A more accurate method for rendering a polygon surface is to interpolate the normal vector and then apply the illumination model to each surface point. This method developed by Phong Bui Tuong is called Phong Shading or normal vector Interpolation Shading. It displays more realistic highlights on a surface and greatly reduces the Match-band effect.
A polygon surface is rendered using Phong shading by carrying out the following steps:
- Determine the average unit normal vector at each polygon vertex.
- Linearly & interpolate the vertex normals over the surface of the polygon.
- Apply an illumination model along each scan line to calculate projected pixel intensities for the surface points.
Interpolation of the surface normal along a polynomial edge between two vertices as shown in fig:
Incremental methods are used to evaluate normals between scan lines and along each scan line. At each pixel position along a scan line, the illumination model is applied to determine the surface intensity at that point.
Intensity calculations using an approximated normal vector at each point along the scan line produce more accurate results than the direct interpolation of intensities, as in Gouraud Shading.
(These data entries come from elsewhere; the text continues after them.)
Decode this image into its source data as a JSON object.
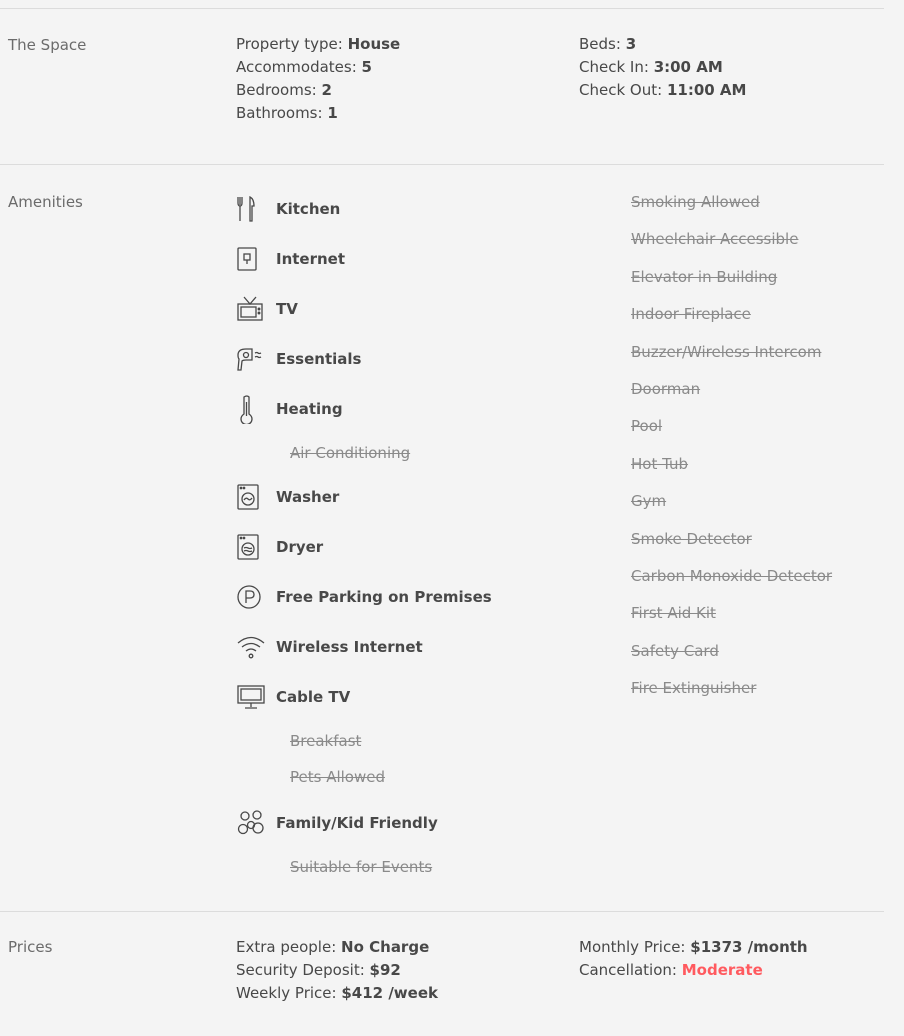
{
  "space": {
    "label": "The Space",
    "property_type_key": "Property type:",
    "property_type": "House",
    "accommodates_key": "Accommodates:",
    "accommodates": "5",
    "bedrooms_key": "Bedrooms:",
    "bedrooms": "2",
    "bathrooms_key": "Bathrooms:",
    "bathrooms": "1",
    "beds_key": "Beds:",
    "beds": "3",
    "checkin_key": "Check In:",
    "checkin": "3:00 AM",
    "checkout_key": "Check Out:",
    "checkout": "11:00 AM"
  },
  "amenities": {
    "label": "Amenities",
    "available": [
      {
        "label": "Kitchen",
        "icon": "kitchen-icon"
      },
      {
        "label": "Internet",
        "icon": "internet-icon"
      },
      {
        "label": "TV",
        "icon": "tv-icon"
      },
      {
        "label": "Essentials",
        "icon": "hairdryer-icon"
      },
      {
        "label": "Heating",
        "icon": "thermometer-icon"
      },
      {
        "label": "Air Conditioning",
        "icon": ""
      },
      {
        "label": "Washer",
        "icon": "washer-icon"
      },
      {
        "label": "Dryer",
        "icon": "dryer-icon"
      },
      {
        "label": "Free Parking on Premises",
        "icon": "parking-icon"
      },
      {
        "label": "Wireless Internet",
        "icon": "wifi-icon"
      },
      {
        "label": "Cable TV",
        "icon": "cable-tv-icon"
      },
      {
        "label": "Breakfast",
        "icon": ""
      },
      {
        "label": "Pets Allowed",
        "icon": ""
      },
      {
        "label": "Family/Kid Friendly",
        "icon": "family-icon"
      },
      {
        "label": "Suitable for Events",
        "icon": ""
      }
    ],
    "unavailable": [
      "Smoking Allowed",
      "Wheelchair Accessible",
      "Elevator in Building",
      "Indoor Fireplace",
      "Buzzer/Wireless Intercom",
      "Doorman",
      "Pool",
      "Hot Tub",
      "Gym",
      "Smoke Detector",
      "Carbon Monoxide Detector",
      "First Aid Kit",
      "Safety Card",
      "Fire Extinguisher"
    ]
  },
  "prices": {
    "label": "Prices",
    "extra_people_key": "Extra people:",
    "extra_people": "No Charge",
    "deposit_key": "Security Deposit:",
    "deposit": "$92",
    "weekly_key": "Weekly Price:",
    "weekly": "$412 /week",
    "monthly_key": "Monthly Price:",
    "monthly": "$1373 /month",
    "cancellation_key": "Cancellation:",
    "cancellation": "Moderate",
    "cancellation_color": "#ff5a5f"
  }
}
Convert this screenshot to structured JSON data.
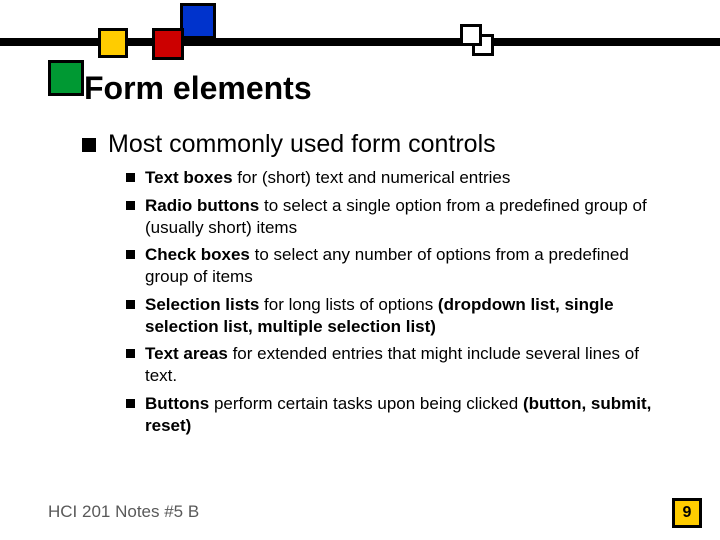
{
  "title": "Form elements",
  "bullet_main": "Most commonly used form controls",
  "items": [
    {
      "bold": "Text boxes",
      "rest": " for (short) text and numerical entries",
      "bold2": ""
    },
    {
      "bold": "Radio buttons",
      "rest": " to select a single option from a predefined group of (usually short) items",
      "bold2": ""
    },
    {
      "bold": "Check boxes",
      "rest": " to select any number of options from a predefined group of items",
      "bold2": ""
    },
    {
      "bold": "Selection lists",
      "rest": " for long lists of options ",
      "bold2": "(dropdown list, single selection list, multiple selection list)"
    },
    {
      "bold": "Text areas",
      "rest": " for extended entries that might include several lines of text.",
      "bold2": ""
    },
    {
      "bold": "Buttons",
      "rest": " perform certain tasks upon being clicked ",
      "bold2": "(button, submit, reset)"
    }
  ],
  "footer": "HCI 201 Notes #5 B",
  "page": "9"
}
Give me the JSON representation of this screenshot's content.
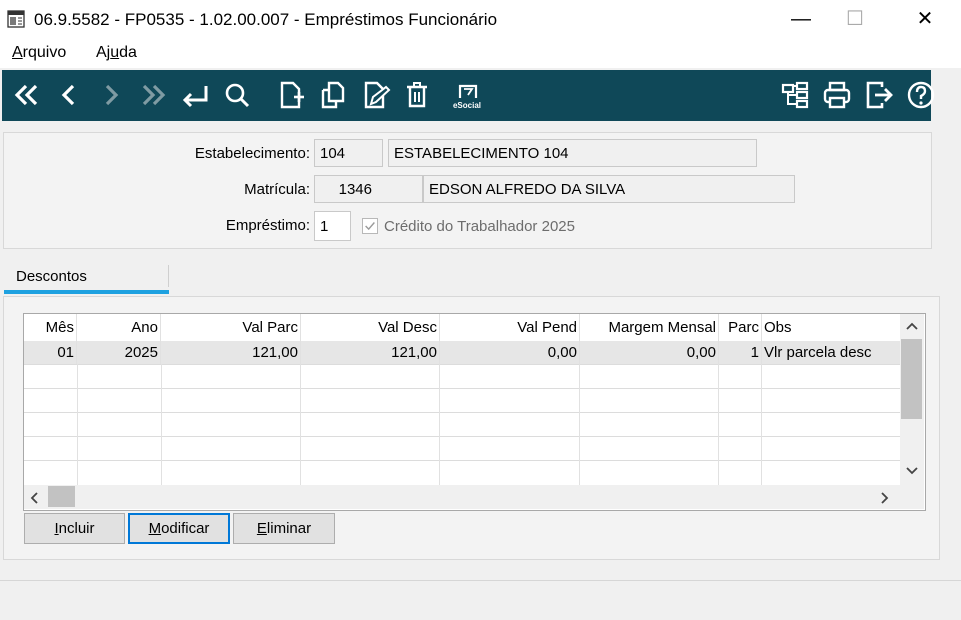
{
  "window": {
    "title": "06.9.5582 - FP0535 - 1.02.00.007 - Empréstimos Funcionário",
    "minimize_glyph": "—",
    "maximize_glyph": "☐",
    "close_glyph": "✕"
  },
  "menu": {
    "arquivo_before": "",
    "arquivo_key": "A",
    "arquivo_after": "rquivo",
    "ajuda_before": "Aj",
    "ajuda_key": "u",
    "ajuda_after": "da"
  },
  "toolbar": {
    "background": "#0f4858",
    "buttons": [
      "first-record-icon",
      "previous-record-icon",
      "next-record-icon",
      "last-record-icon",
      "return-icon",
      "search-icon",
      "new-document-icon",
      "copy-icon",
      "edit-document-icon",
      "delete-icon",
      "esocial-icon",
      "hierarchy-icon",
      "print-icon",
      "exit-icon",
      "help-icon"
    ],
    "esocial_text": "eSocial"
  },
  "form": {
    "estabelecimento_label": "Estabelecimento:",
    "estabelecimento_code": "104",
    "estabelecimento_name": "ESTABELECIMENTO 104",
    "matricula_label": "Matrícula:",
    "matricula_code": "1346",
    "matricula_name": "EDSON ALFREDO DA SILVA",
    "emprestimo_label": "Empréstimo:",
    "emprestimo_value": "1",
    "credito_label": "Crédito do Trabalhador 2025",
    "credito_checked": true
  },
  "tabs": {
    "descontos": "Descontos",
    "accent": "#1ea1e0"
  },
  "grid": {
    "columns": [
      "Mês",
      "Ano",
      "Val Parc",
      "Val Desc",
      "Val Pend",
      "Margem Mensal",
      "Parc",
      "Obs"
    ],
    "rows": [
      [
        "01",
        "2025",
        "121,00",
        "121,00",
        "0,00",
        "0,00",
        "1",
        "Vlr parcela desc"
      ]
    ],
    "selected_row_color": "#e6e6e6"
  },
  "buttons": {
    "incluir_key": "I",
    "incluir_rest": "ncluir",
    "modificar_key": "M",
    "modificar_rest": "odificar",
    "eliminar_key": "E",
    "eliminar_rest": "liminar"
  }
}
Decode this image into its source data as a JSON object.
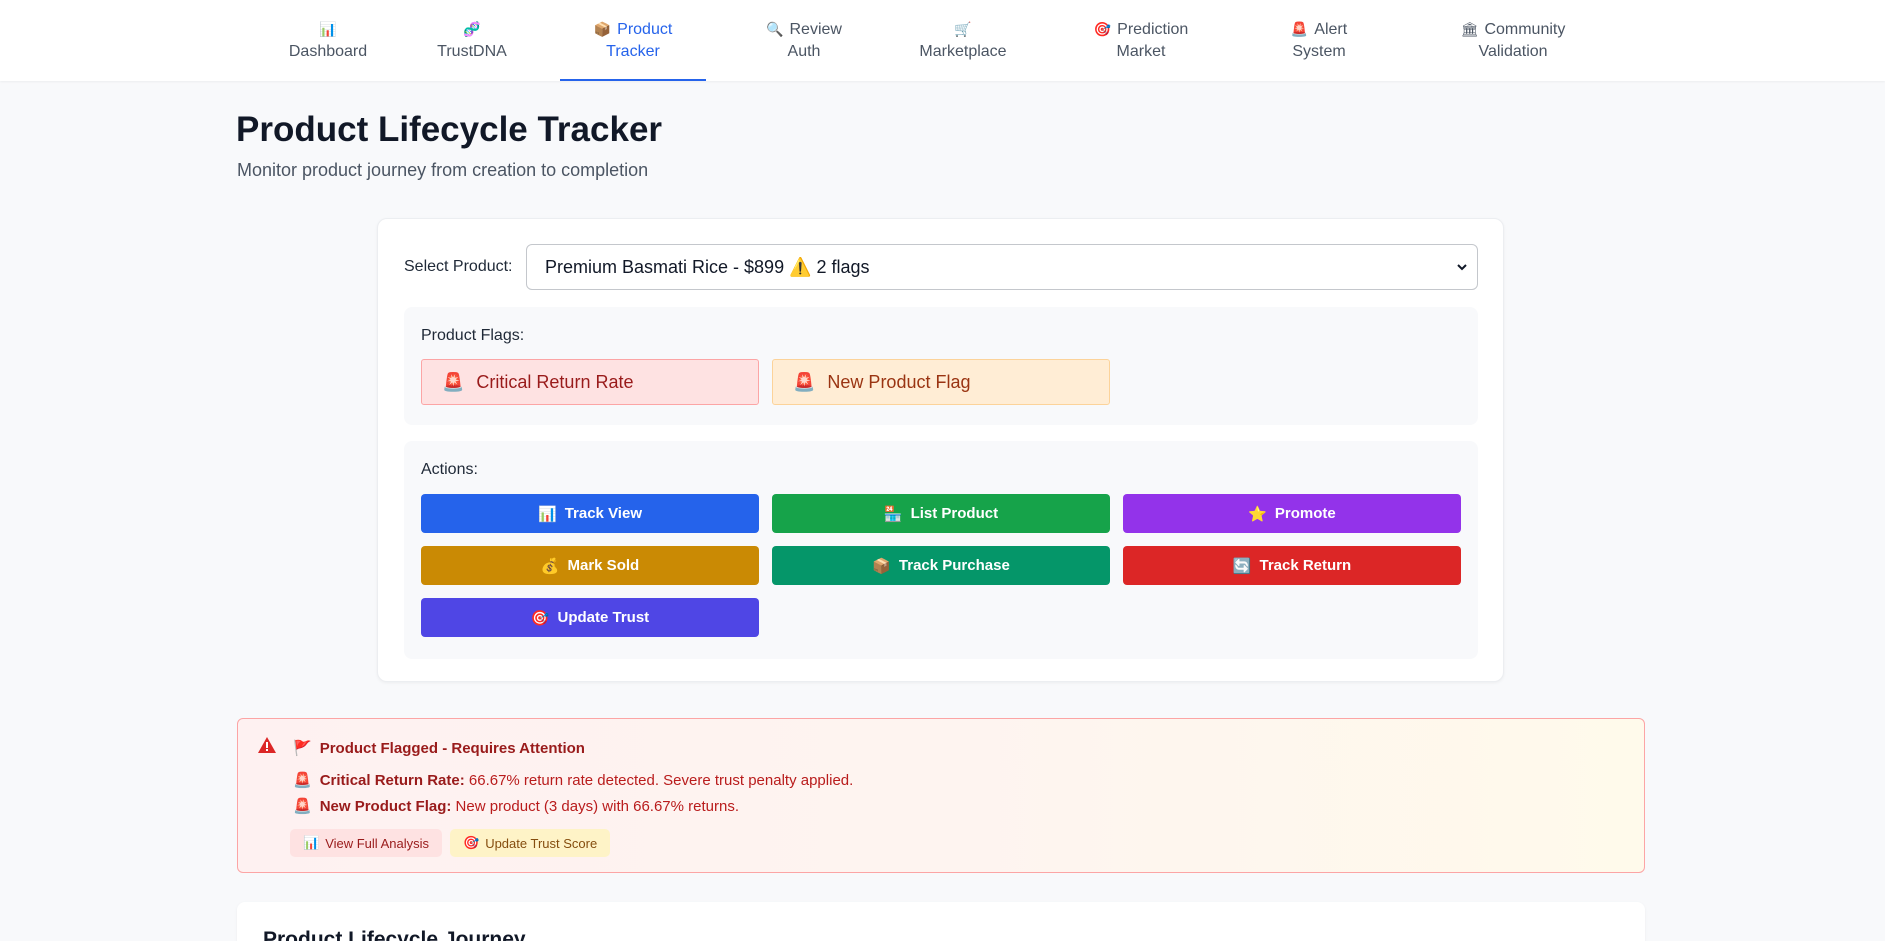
{
  "nav": {
    "tabs": [
      {
        "icon": "📊",
        "line1": "",
        "line2": "Dashboard"
      },
      {
        "icon": "🧬",
        "line1": "",
        "line2": "TrustDNA"
      },
      {
        "icon": "📦",
        "line1": "Product",
        "line2": "Tracker"
      },
      {
        "icon": "🔍",
        "line1": "Review",
        "line2": "Auth"
      },
      {
        "icon": "🛒",
        "line1": "",
        "line2": "Marketplace"
      },
      {
        "icon": "🎯",
        "line1": "Prediction",
        "line2": "Market"
      },
      {
        "icon": "🚨",
        "line1": "Alert",
        "line2": "System"
      },
      {
        "icon": "🏛",
        "line1": "Community",
        "line2": "Validation"
      }
    ],
    "active_index": 2,
    "accent_color": "#2563eb"
  },
  "header": {
    "title": "Product Lifecycle Tracker",
    "subtitle": "Monitor product journey from creation to completion"
  },
  "selector": {
    "label": "Select Product:",
    "selected": "Premium Basmati Rice - $899 ⚠️ 2 flags"
  },
  "flags": {
    "label": "Product Flags:",
    "items": [
      {
        "icon": "🚨",
        "text": "Critical Return Rate"
      },
      {
        "icon": "🚨",
        "text": "New Product Flag"
      }
    ]
  },
  "actions": {
    "label": "Actions:",
    "buttons": [
      {
        "icon": "📊",
        "text": "Track View",
        "color": "#2563eb"
      },
      {
        "icon": "🏪",
        "text": "List Product",
        "color": "#16a34a"
      },
      {
        "icon": "⭐",
        "text": "Promote",
        "color": "#9333ea"
      },
      {
        "icon": "💰",
        "text": "Mark Sold",
        "color": "#ca8a04"
      },
      {
        "icon": "📦",
        "text": "Track Purchase",
        "color": "#059669"
      },
      {
        "icon": "🔄",
        "text": "Track Return",
        "color": "#dc2626"
      },
      {
        "icon": "🎯",
        "text": "Update Trust",
        "color": "#4f46e5"
      }
    ]
  },
  "alert": {
    "title_icon": "🚩",
    "title": "Product Flagged - Requires Attention",
    "lines": [
      {
        "icon": "🚨",
        "label": "Critical Return Rate:",
        "text": "66.67% return rate detected. Severe trust penalty applied."
      },
      {
        "icon": "🚨",
        "label": "New Product Flag:",
        "text": "New product (3 days) with 66.67% returns."
      }
    ],
    "buttons": [
      {
        "icon": "📊",
        "text": "View Full Analysis"
      },
      {
        "icon": "🎯",
        "text": "Update Trust Score"
      }
    ]
  },
  "journey": {
    "title": "Product Lifecycle Journey"
  }
}
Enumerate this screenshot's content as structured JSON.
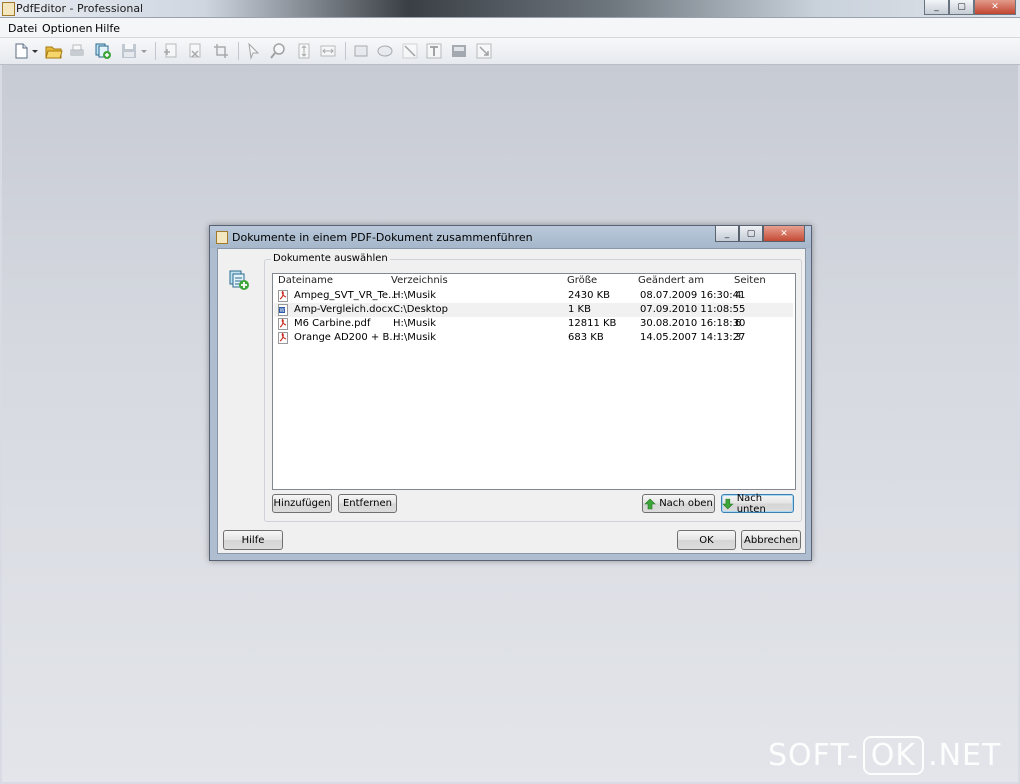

The trade-off, however, is that phong shading requires considerably more calculations.